You are here

Researchers discover how the brain routes traffic

Researchers discover how the brain routes traffic
13th January 2012

Researchers have identified how the brain reconfigures its connections to minimise distraction and improve efficiency.

The discovery explains the way in which the brain takes advantage of our knowledge of situations, according to a new study at the University of California.

Professor Joy Geng, researcher on the study, elaborated: “In order to behave efficiently, you want to process relevant sensory information as fast as possible, but relevance is determined by your current situation.”

Instead of increasing activity and power when processing information, researchers found that the brain instead changes the way that traffic moves through brain networks to maximise efficiency.

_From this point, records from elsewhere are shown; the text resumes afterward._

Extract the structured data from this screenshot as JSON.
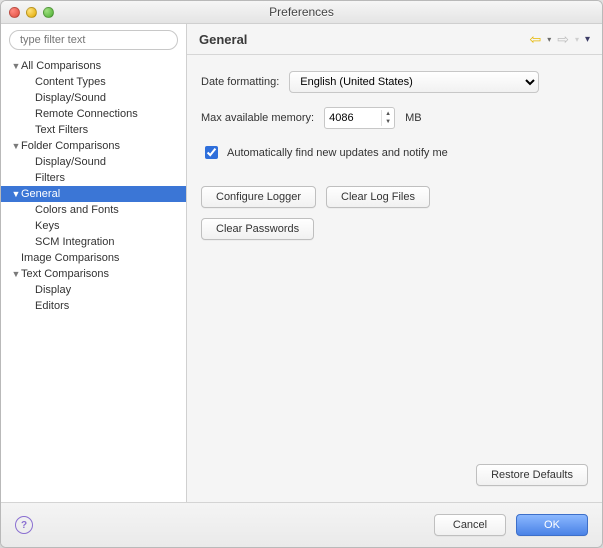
{
  "window": {
    "title": "Preferences"
  },
  "sidebar": {
    "filter_placeholder": "type filter text",
    "items": [
      {
        "label": "All Comparisons",
        "level": 0,
        "expanded": true,
        "children": true
      },
      {
        "label": "Content Types",
        "level": 1
      },
      {
        "label": "Display/Sound",
        "level": 1
      },
      {
        "label": "Remote Connections",
        "level": 1
      },
      {
        "label": "Text Filters",
        "level": 1
      },
      {
        "label": "Folder Comparisons",
        "level": 0,
        "expanded": true,
        "children": true
      },
      {
        "label": "Display/Sound",
        "level": 1
      },
      {
        "label": "Filters",
        "level": 1
      },
      {
        "label": "General",
        "level": 0,
        "expanded": true,
        "children": true,
        "selected": true
      },
      {
        "label": "Colors and Fonts",
        "level": 1
      },
      {
        "label": "Keys",
        "level": 1
      },
      {
        "label": "SCM Integration",
        "level": 1
      },
      {
        "label": "Image Comparisons",
        "level": 0,
        "children": false
      },
      {
        "label": "Text Comparisons",
        "level": 0,
        "expanded": true,
        "children": true
      },
      {
        "label": "Display",
        "level": 1
      },
      {
        "label": "Editors",
        "level": 1
      }
    ]
  },
  "header": {
    "title": "General"
  },
  "form": {
    "date_label": "Date formatting:",
    "date_value": "English (United States)",
    "mem_label": "Max available memory:",
    "mem_value": "4086",
    "mem_unit": "MB",
    "auto_update_label": "Automatically find new updates and notify me",
    "auto_update_checked": true,
    "configure_logger": "Configure Logger",
    "clear_log": "Clear Log Files",
    "clear_passwords": "Clear Passwords",
    "restore_defaults": "Restore Defaults"
  },
  "footer": {
    "cancel": "Cancel",
    "ok": "OK"
  }
}
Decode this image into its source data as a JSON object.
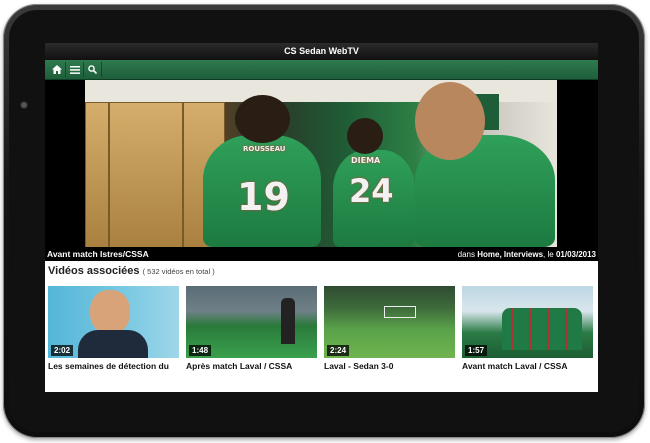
{
  "app": {
    "title": "CS Sedan WebTV"
  },
  "toolbar": {
    "home_icon": "home-icon",
    "menu_icon": "menu-icon",
    "search_icon": "search-icon"
  },
  "video": {
    "title": "Avant match Istres/CSSA",
    "meta_prefix": "dans",
    "categories": "Home, Interviews",
    "meta_date_prefix": ", le",
    "date": "01/03/2013",
    "jersey_numbers": [
      "19",
      "24"
    ],
    "jersey_names": [
      "ROUSSEAU",
      "DIEMA"
    ]
  },
  "related": {
    "heading": "Vidéos associées",
    "count": "( 532 vidéos en total )",
    "items": [
      {
        "duration": "2:02",
        "title": "Les semaines de détection du"
      },
      {
        "duration": "1:48",
        "title": "Après match Laval / CSSA"
      },
      {
        "duration": "2:24",
        "title": "Laval - Sedan 3-0"
      },
      {
        "duration": "1:57",
        "title": "Avant match Laval / CSSA"
      }
    ]
  },
  "colors": {
    "toolbar_green": "#2a6e46",
    "titlebar_bg": "#1a1a1a"
  }
}
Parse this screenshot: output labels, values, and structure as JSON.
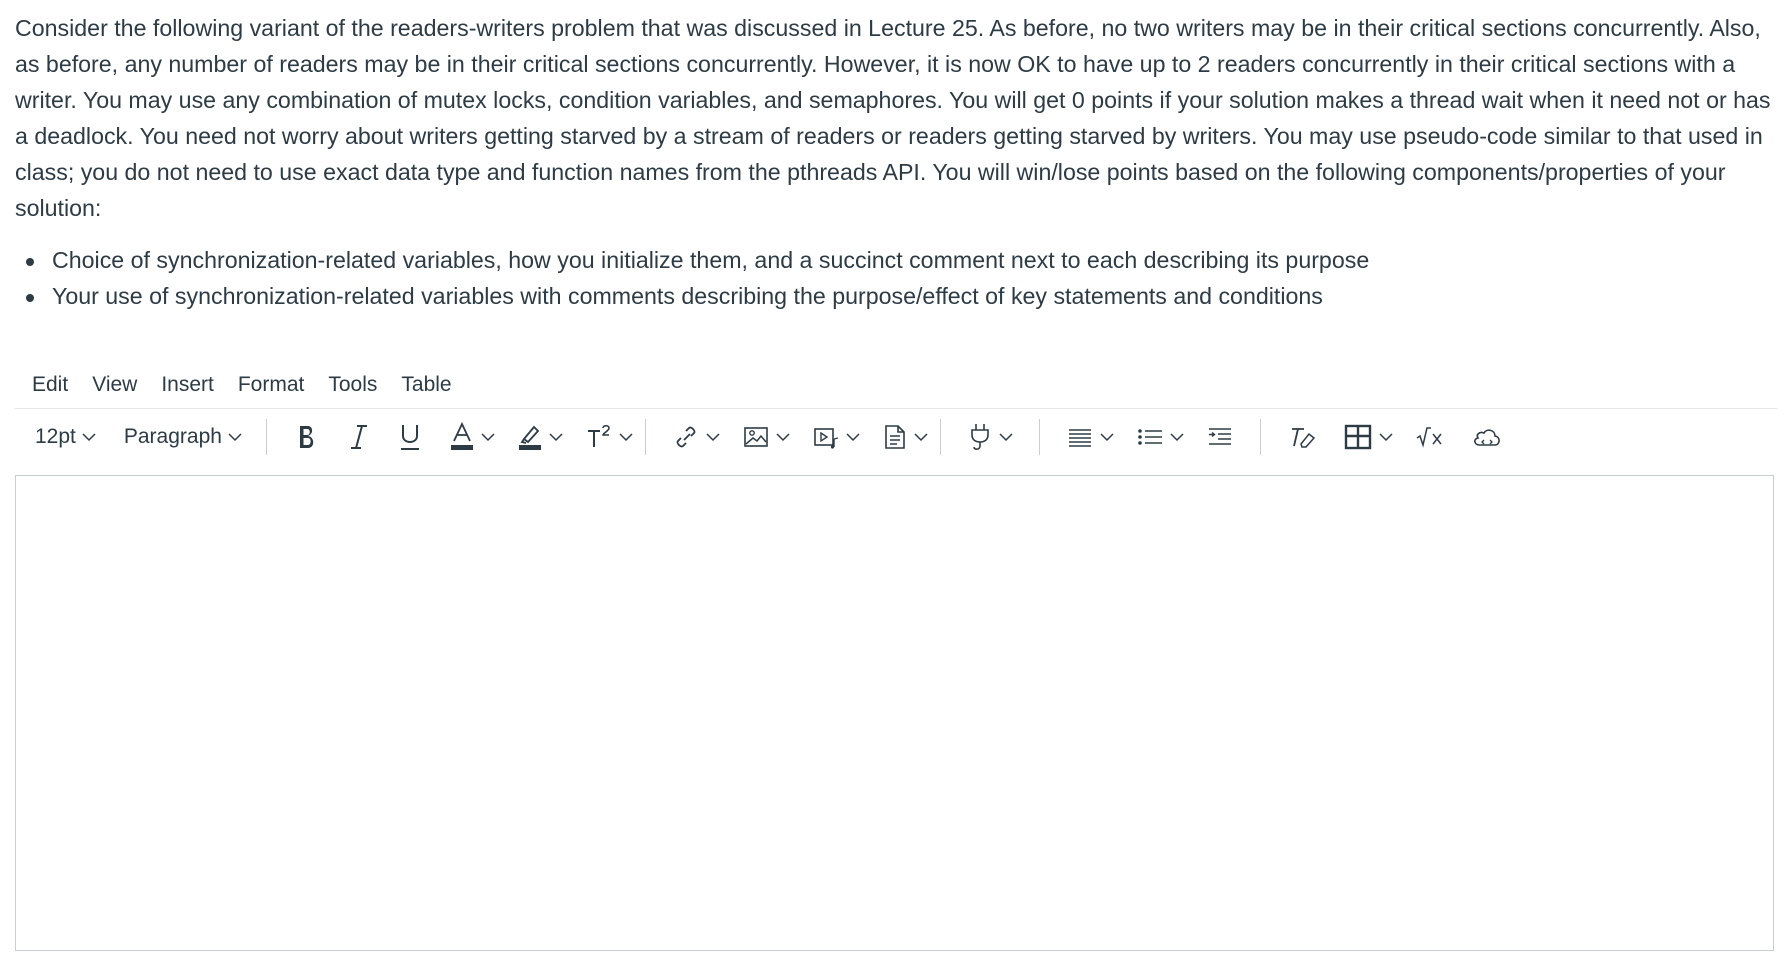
{
  "question": {
    "paragraph": "Consider the following variant of the readers-writers problem that was discussed in Lecture 25. As before, no two writers may be in their critical sections concurrently. Also, as before, any number of readers may be in their critical sections concurrently. However, it is now OK to have up to 2 readers concurrently in their critical sections with a writer. You may use any combination of mutex locks, condition variables, and semaphores. You will get 0 points if your solution makes a thread wait when it need not or has a deadlock. You need not worry about writers getting starved by a stream of readers or readers getting starved by writers. You may use pseudo-code similar to that used in class; you do not need to use exact data type and function names from the pthreads API. You will win/lose points based on the following components/properties of your solution:",
    "bullets": [
      "Choice of synchronization-related variables, how you initialize them, and a succinct comment next to each describing its purpose",
      "Your use of synchronization-related variables with comments describing the purpose/effect of key statements and conditions"
    ]
  },
  "menubar": {
    "items": [
      "Edit",
      "View",
      "Insert",
      "Format",
      "Tools",
      "Table"
    ]
  },
  "toolbar": {
    "font_size": "12pt",
    "block_format": "Paragraph",
    "icons": [
      "bold-icon",
      "italic-icon",
      "underline-icon",
      "text-color-icon",
      "highlight-color-icon",
      "superscript-icon",
      "link-icon",
      "image-icon",
      "media-icon",
      "document-icon",
      "apps-plug-icon",
      "align-icon",
      "list-icon",
      "indent-icon",
      "clear-formatting-icon",
      "table-icon",
      "equation-icon",
      "cloud-embed-icon"
    ]
  },
  "editor": {
    "content": ""
  },
  "colors": {
    "text": "#2d3b45",
    "border": "#c7cdd1",
    "divider": "#e4e6e8"
  }
}
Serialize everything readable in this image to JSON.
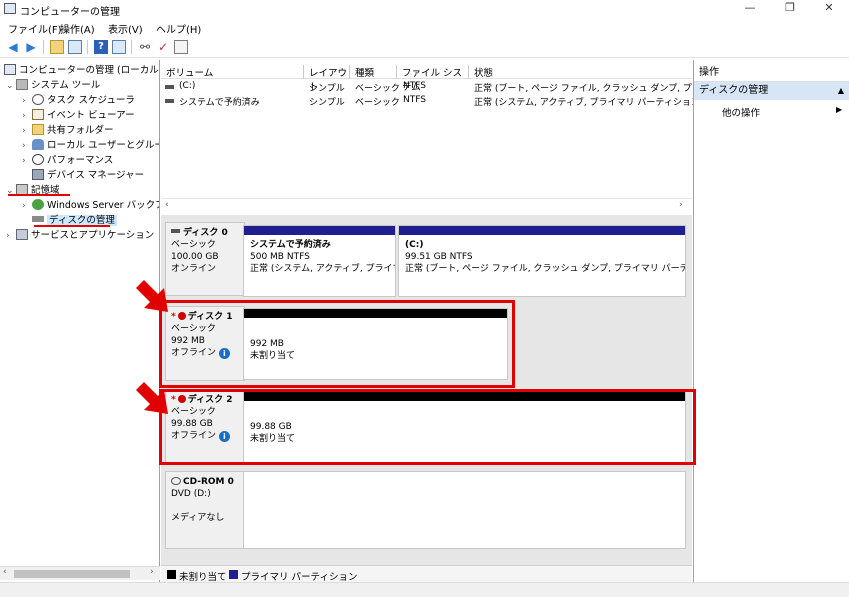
{
  "window": {
    "title": "コンピューターの管理",
    "minimize": "—",
    "maximize": "❐",
    "close": "✕"
  },
  "menu": [
    "ファイル(F)",
    "操作(A)",
    "表示(V)",
    "ヘルプ(H)"
  ],
  "tree": {
    "root": "コンピューターの管理 (ローカル)",
    "system_tools": "システム ツール",
    "task_scheduler": "タスク スケジューラ",
    "event_viewer": "イベント ビューアー",
    "shared_folders": "共有フォルダー",
    "local_users": "ローカル ユーザーとグループ",
    "performance": "パフォーマンス",
    "device_manager": "デバイス マネージャー",
    "storage": "記憶域",
    "windows_server_backup": "Windows Server バックア",
    "disk_management": "ディスクの管理",
    "services_apps": "サービスとアプリケーション"
  },
  "volume_list": {
    "columns": [
      "ボリューム",
      "レイアウト",
      "種類",
      "ファイル システム",
      "状態"
    ],
    "rows": [
      {
        "volume": "(C:)",
        "layout": "シンプル",
        "type": "ベーシック",
        "fs": "NTFS",
        "status": "正常 (ブート, ページ ファイル, クラッシュ ダンプ, プライマリ"
      },
      {
        "volume": "システムで予約済み",
        "layout": "シンプル",
        "type": "ベーシック",
        "fs": "NTFS",
        "status": "正常 (システム, アクティブ, プライマリ パーティション)"
      }
    ]
  },
  "disks": {
    "disk0": {
      "name": "ディスク 0",
      "type": "ベーシック",
      "size": "100.00 GB",
      "state": "オンライン",
      "p1": {
        "name": "システムで予約済み",
        "size": "500 MB NTFS",
        "status": "正常 (システム, アクティブ, プライマリ パ"
      },
      "p2": {
        "name": "(C:)",
        "size": "99.51 GB NTFS",
        "status": "正常 (ブート, ページ ファイル, クラッシュ ダンプ, プライマリ パーティション)"
      }
    },
    "disk1": {
      "marker": "*",
      "name": "ディスク 1",
      "type": "ベーシック",
      "size": "992 MB",
      "state": "オフライン",
      "part_size": "992 MB",
      "part_status": "未割り当て"
    },
    "disk2": {
      "marker": "*",
      "name": "ディスク 2",
      "type": "ベーシック",
      "size": "99.88 GB",
      "state": "オフライン",
      "part_size": "99.88 GB",
      "part_status": "未割り当て"
    },
    "cdrom": {
      "name": "CD-ROM 0",
      "drive": "DVD (D:)",
      "media": "メディアなし"
    }
  },
  "legend": {
    "unallocated": "未割り当て",
    "primary": "プライマリ パーティション"
  },
  "actions": {
    "header": "操作",
    "section": "ディスクの管理",
    "other": "他の操作"
  },
  "colors": {
    "highlight_red": "#e00000",
    "primary_partition": "#1f1f8f",
    "unallocated": "#000000",
    "action_section": "#d6e6f6",
    "info_icon": "#1a6ec2"
  },
  "icons": [
    "back-icon",
    "forward-icon",
    "up-icon",
    "show-hide-tree-icon",
    "help-icon",
    "properties-icon",
    "connect-icon",
    "check-icon",
    "list-icon"
  ]
}
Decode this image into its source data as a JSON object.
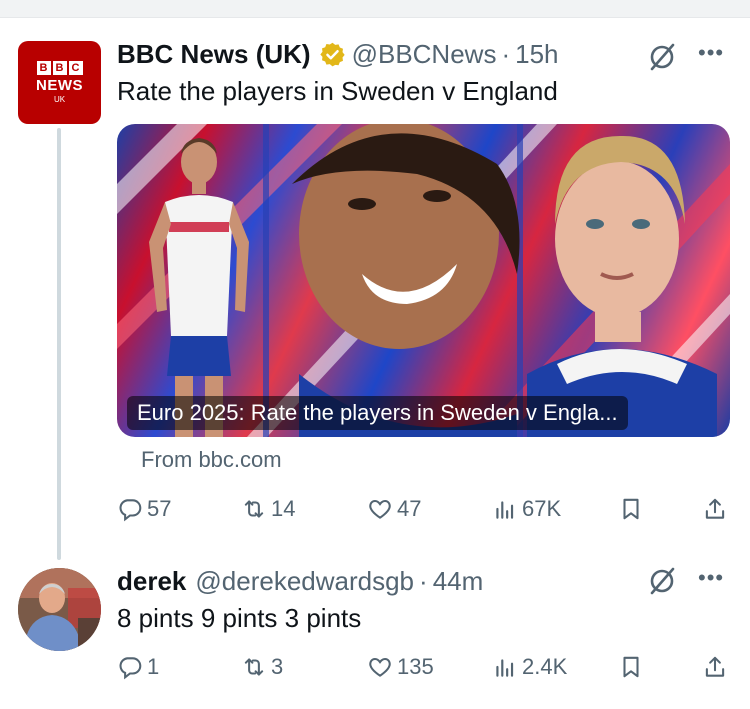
{
  "tweet1": {
    "author_name": "BBC News (UK)",
    "handle": "@BBCNews",
    "separator": "·",
    "time": "15h",
    "avatar": {
      "brand_blocks": [
        "B",
        "B",
        "C"
      ],
      "brand_word": "NEWS",
      "region": "UK"
    },
    "text": "Rate the players in Sweden v England",
    "card": {
      "caption": "Euro 2025: Rate the players in Sweden v Engla...",
      "source": "From bbc.com"
    },
    "actions": {
      "replies": "57",
      "reposts": "14",
      "likes": "47",
      "views": "67K"
    }
  },
  "tweet2": {
    "author_name": "derek",
    "handle": "@derekedwardsgb",
    "separator": "·",
    "time": "44m",
    "text": "8 pints 9 pints 3 pints",
    "actions": {
      "replies": "1",
      "reposts": "3",
      "likes": "135",
      "views": "2.4K"
    }
  },
  "colors": {
    "bbc_red": "#b80000",
    "verified_gold": "#e2b719",
    "muted": "#536471",
    "text": "#0f1419"
  },
  "icons": [
    "verified-badge-icon",
    "grok-icon",
    "more-icon",
    "reply-icon",
    "repost-icon",
    "like-icon",
    "views-icon",
    "bookmark-icon",
    "share-icon"
  ]
}
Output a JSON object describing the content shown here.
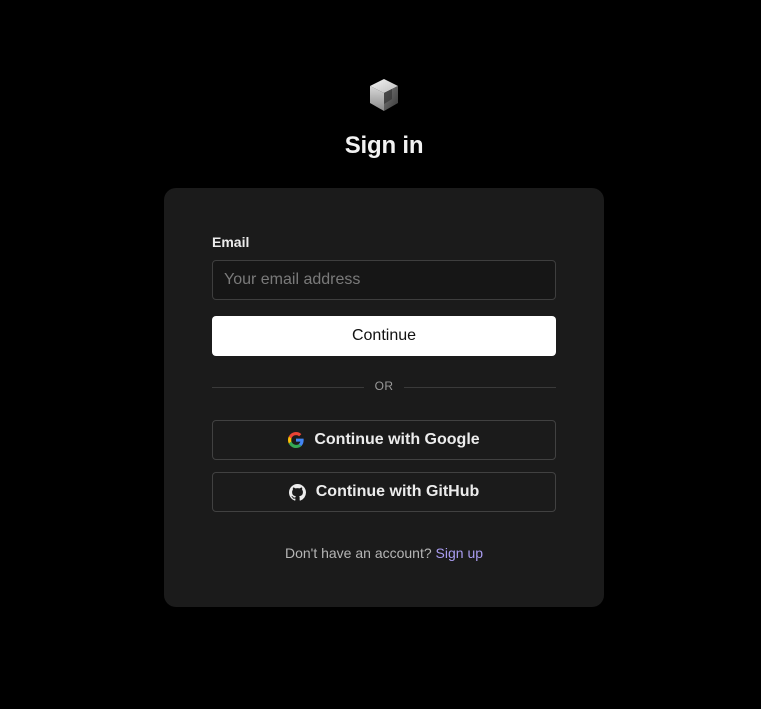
{
  "header": {
    "logo_icon": "cube-logo-icon",
    "title": "Sign in"
  },
  "form": {
    "email_label": "Email",
    "email_value": "",
    "email_placeholder": "Your email address",
    "continue_label": "Continue",
    "divider_text": "OR",
    "google_label": "Continue with Google",
    "google_icon": "google-icon",
    "github_label": "Continue with GitHub",
    "github_icon": "github-icon"
  },
  "footer": {
    "prompt": "Don't have an account?",
    "signup_label": "Sign up"
  },
  "colors": {
    "background": "#000000",
    "card": "#1b1b1b",
    "primary_button": "#ffffff",
    "link": "#a99cf0"
  }
}
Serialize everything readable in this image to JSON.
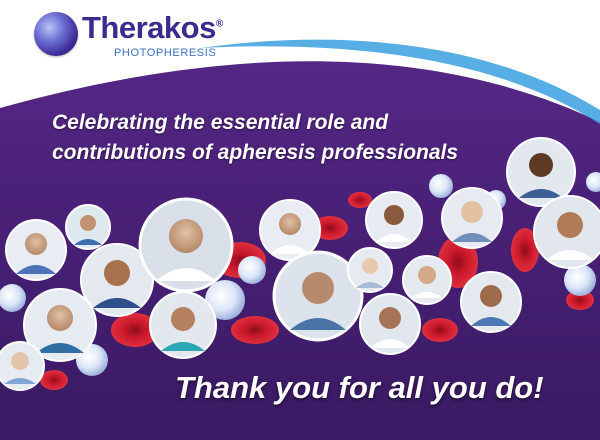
{
  "brand": {
    "name": "Therakos",
    "registered_mark": "®",
    "tagline": "PHOTOPHERESIS",
    "logo_icon": "globe-sphere-icon",
    "colors": {
      "background": "#4a2178",
      "swoosh": "#ffffff",
      "swoosh_accent": "#3aa0e0",
      "logo_text": "#3a2b8f",
      "tagline_text": "#3a6fc2"
    }
  },
  "headline": {
    "line1": "Celebrating the essential role and",
    "line2": "contributions of apheresis professionals"
  },
  "footer": {
    "message": "Thank you for all you do!"
  },
  "collage": {
    "portrait_icon": "person-portrait-icon",
    "blood_cell_icon": "red-blood-cell-icon",
    "white_cell_icon": "white-blood-cell-icon",
    "cell_colors": {
      "red": "#c8182a",
      "white": "#dbe6f7"
    }
  }
}
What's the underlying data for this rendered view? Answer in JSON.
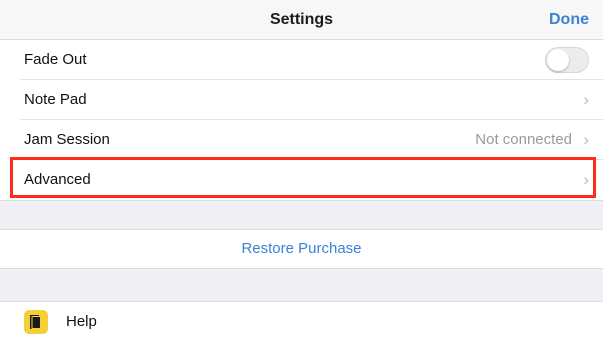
{
  "navbar": {
    "title": "Settings",
    "done_label": "Done"
  },
  "settings": {
    "fade_out": {
      "label": "Fade Out",
      "toggle_on": false
    },
    "note_pad": {
      "label": "Note Pad",
      "chevron": "›"
    },
    "jam_session": {
      "label": "Jam Session",
      "detail": "Not connected",
      "chevron": "›"
    },
    "advanced": {
      "label": "Advanced",
      "chevron": "›"
    }
  },
  "restore": {
    "label": "Restore Purchase"
  },
  "help": {
    "label": "Help",
    "icon": "help-book-icon"
  },
  "colors": {
    "accent": "#3b82d6",
    "highlight": "#ff2b1c",
    "help_icon_bg": "#f5cf3a",
    "group_gap": "#efeff4"
  }
}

The revelation was made by Professor Geng and co-author Nicholas DiQuattro when they used functional magnetic resonance imaging to study brain activity in volunteers when carrying out simple tests.

Focusing on specific tasks and maintaining attention levels are problems encountered by dementia patients.

Consequently, this new understanding of how the processes are controlled could lead to new treatments for the condition.

Find out about dementia care and support services at Barchester care homes.